Paradise lost: photographer Slava Mogutin looks beyond politics to a happier time in Crimea
The happiest memories of my Soviet upbringing are associated with Crimea. Just like many other families from all over the former USSR, my family used to go there for summer vacations on the Black Sea. Since I grew up in Siberia, where summers were too short and the rivers too cold, the Crimean peninsula’s subtropical climate seemed like the ultimate paradise. Indeed, back in those days Crimea was commonly known as the “Soviet Paradise” — a popular resort for the communist apparatchiks and ordinary citizens alike.
In the summer of 2004, years after my exile from Russia, I returned to Crimea to document its transformation and retrace my happy childhood memories. I was invited to be a part of the cultural festival, organised by the famed writer Viktor Erofeyev. He was building a lavish vacation house there and had invited his friends to celebrate the occasion. The festival took place in Koktebel, which has a rich cultural heritage, thanks to Maximilian Voloshin, a Ukrainian-born Russian poet who was an important figure in the Symbolist movement. He fell in love with Koktebel and settled there right before the Bolshevik Revolution. Voloshin was a colourful character in Russian bohemian circles; a mystic, a nudist and freemason, he turned his house into a literary salon where he hosted and entertained many distinguished guests, including Marina Tsvetayeva, Osip Mandelshtam, and Andrey Bely. So it was quite appropriate that Erofeyev’s festival took place at Voloshin’s house-museum.
It was here, in Koktebel, that my family and I used to spend our summer vacations. Since then, things have changed quite a bit, and this former jewel of the Soviet empire became a hostage of a dirty political battle between Russia, the EU and the US. During my last visit, I witnessed the signs of decay and deterioration everywhere: the crumbling Soviet monuments next to kiosks filled with tacky souvenirs and rundown diners and restaurants with swarms of drunk Russians enjoying blasting trashy Europop. What hasn’t changed are the unique picturesque landscape of this place and the beautiful Black Sea, which remain the main tourist attractions of Crimea.
The highlight of my trip was a visit to a nudist colony in the nearby Fox Bay (Lisia Bukhta), where I took pictures of the Rasta kids living on the beach and enjoying what seemed to be a post-Soviet utopian commune where clothing was optional and everyone was at peace both with nature and each other. Sharing joints and drinking wine with these kids made me think of an ideal world with no ideology, politics, guns or cops — a world where love is the only currency. Now the future of Crimea is in these kids’ hands, and the world is watching events unfolding there, hoping for a peaceful solution to the crisis. Let the people of Crimea decide their own future.
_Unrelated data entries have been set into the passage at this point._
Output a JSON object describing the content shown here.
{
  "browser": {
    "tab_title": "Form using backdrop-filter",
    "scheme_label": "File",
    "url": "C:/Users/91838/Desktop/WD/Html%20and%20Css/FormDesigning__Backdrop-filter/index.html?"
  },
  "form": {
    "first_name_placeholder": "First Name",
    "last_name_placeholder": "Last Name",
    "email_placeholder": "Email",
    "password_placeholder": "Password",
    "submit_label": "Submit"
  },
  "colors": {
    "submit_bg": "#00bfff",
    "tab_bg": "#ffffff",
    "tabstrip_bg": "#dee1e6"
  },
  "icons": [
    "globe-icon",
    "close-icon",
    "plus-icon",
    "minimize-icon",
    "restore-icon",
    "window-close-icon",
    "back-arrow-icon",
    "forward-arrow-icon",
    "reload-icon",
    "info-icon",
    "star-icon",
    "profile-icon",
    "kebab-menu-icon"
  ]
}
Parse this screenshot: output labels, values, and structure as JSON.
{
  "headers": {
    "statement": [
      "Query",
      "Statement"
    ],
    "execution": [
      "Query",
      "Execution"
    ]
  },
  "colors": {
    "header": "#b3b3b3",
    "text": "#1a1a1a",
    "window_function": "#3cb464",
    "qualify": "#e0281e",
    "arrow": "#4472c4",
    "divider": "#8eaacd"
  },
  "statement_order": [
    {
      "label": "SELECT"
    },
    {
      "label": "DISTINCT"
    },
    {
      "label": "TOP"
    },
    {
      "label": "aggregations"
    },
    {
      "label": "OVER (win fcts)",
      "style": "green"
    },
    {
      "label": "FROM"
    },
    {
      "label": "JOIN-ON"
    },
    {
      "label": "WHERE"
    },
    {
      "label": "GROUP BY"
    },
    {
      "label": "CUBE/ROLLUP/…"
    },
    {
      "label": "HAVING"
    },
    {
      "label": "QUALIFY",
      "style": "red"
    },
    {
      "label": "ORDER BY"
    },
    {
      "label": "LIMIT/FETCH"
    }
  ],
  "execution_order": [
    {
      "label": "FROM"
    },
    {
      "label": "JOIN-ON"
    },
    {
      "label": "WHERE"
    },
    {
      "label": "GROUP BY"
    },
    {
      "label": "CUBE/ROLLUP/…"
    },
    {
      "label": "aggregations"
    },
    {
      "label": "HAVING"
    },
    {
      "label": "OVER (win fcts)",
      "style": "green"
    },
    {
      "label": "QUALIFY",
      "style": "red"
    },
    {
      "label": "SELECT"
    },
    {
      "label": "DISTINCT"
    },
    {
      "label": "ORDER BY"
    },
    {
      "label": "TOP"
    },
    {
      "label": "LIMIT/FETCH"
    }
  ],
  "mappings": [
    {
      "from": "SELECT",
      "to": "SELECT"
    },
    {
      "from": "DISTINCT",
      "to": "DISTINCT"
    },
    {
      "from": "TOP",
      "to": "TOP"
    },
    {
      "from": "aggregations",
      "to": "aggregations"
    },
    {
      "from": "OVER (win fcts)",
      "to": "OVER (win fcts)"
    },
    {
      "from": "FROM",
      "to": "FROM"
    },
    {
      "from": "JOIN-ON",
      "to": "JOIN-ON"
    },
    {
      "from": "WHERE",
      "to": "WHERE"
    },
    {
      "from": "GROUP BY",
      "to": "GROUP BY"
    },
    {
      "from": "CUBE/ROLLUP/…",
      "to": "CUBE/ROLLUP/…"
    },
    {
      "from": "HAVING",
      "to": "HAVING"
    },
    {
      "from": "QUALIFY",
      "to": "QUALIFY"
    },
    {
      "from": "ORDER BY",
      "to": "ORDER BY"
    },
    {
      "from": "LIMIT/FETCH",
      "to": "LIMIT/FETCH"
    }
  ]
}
Archive photos show life between two cultures in communist Uzbekistan